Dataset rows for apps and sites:
···

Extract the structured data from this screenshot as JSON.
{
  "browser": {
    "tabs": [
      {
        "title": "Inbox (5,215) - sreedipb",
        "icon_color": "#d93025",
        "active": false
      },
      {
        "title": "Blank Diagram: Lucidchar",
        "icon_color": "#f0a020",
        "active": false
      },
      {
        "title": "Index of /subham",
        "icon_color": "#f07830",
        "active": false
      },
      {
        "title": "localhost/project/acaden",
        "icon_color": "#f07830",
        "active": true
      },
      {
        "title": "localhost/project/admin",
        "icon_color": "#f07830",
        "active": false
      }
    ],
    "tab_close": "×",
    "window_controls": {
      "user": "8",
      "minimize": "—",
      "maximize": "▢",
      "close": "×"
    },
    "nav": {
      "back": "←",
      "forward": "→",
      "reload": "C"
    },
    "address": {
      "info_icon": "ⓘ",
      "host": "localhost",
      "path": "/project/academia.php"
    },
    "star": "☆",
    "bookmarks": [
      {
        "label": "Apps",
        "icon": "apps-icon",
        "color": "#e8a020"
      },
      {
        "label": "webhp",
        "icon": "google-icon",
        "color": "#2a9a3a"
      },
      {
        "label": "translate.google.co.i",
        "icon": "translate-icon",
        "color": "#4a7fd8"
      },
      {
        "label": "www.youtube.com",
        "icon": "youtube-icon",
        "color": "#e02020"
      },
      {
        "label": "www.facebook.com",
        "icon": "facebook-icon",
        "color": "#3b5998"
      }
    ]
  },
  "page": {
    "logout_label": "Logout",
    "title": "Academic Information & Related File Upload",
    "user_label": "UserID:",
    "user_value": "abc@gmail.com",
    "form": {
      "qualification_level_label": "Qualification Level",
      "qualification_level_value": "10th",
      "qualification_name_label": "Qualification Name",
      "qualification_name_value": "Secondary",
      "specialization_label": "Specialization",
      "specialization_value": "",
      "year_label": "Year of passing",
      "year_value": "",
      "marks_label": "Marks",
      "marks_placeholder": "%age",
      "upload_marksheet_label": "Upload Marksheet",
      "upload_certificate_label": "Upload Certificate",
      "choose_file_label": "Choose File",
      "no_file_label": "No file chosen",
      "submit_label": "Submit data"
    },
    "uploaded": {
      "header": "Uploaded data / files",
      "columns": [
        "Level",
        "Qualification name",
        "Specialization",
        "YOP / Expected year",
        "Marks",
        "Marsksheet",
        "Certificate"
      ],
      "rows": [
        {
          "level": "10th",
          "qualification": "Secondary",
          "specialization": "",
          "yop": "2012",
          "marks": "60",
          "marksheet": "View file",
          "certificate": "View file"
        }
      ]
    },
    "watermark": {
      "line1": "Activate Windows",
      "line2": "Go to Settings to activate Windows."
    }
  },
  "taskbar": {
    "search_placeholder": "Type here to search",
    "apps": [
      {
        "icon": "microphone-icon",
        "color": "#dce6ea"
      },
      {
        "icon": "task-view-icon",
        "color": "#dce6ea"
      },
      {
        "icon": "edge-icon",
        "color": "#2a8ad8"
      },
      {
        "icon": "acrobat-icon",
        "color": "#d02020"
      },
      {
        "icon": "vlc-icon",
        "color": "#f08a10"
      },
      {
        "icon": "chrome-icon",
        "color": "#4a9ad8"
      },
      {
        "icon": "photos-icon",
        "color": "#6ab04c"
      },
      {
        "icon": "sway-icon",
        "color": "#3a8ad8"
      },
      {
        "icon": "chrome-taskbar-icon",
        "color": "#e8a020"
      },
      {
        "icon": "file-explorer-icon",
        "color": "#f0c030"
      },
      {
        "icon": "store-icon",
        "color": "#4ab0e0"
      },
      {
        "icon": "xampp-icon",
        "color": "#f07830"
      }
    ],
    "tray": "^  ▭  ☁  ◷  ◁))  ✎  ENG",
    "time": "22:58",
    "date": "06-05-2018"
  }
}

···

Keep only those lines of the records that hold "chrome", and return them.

Solution to this exercise —
        "icon": "chrome-icon",
        "icon": "chrome-taskbar-icon",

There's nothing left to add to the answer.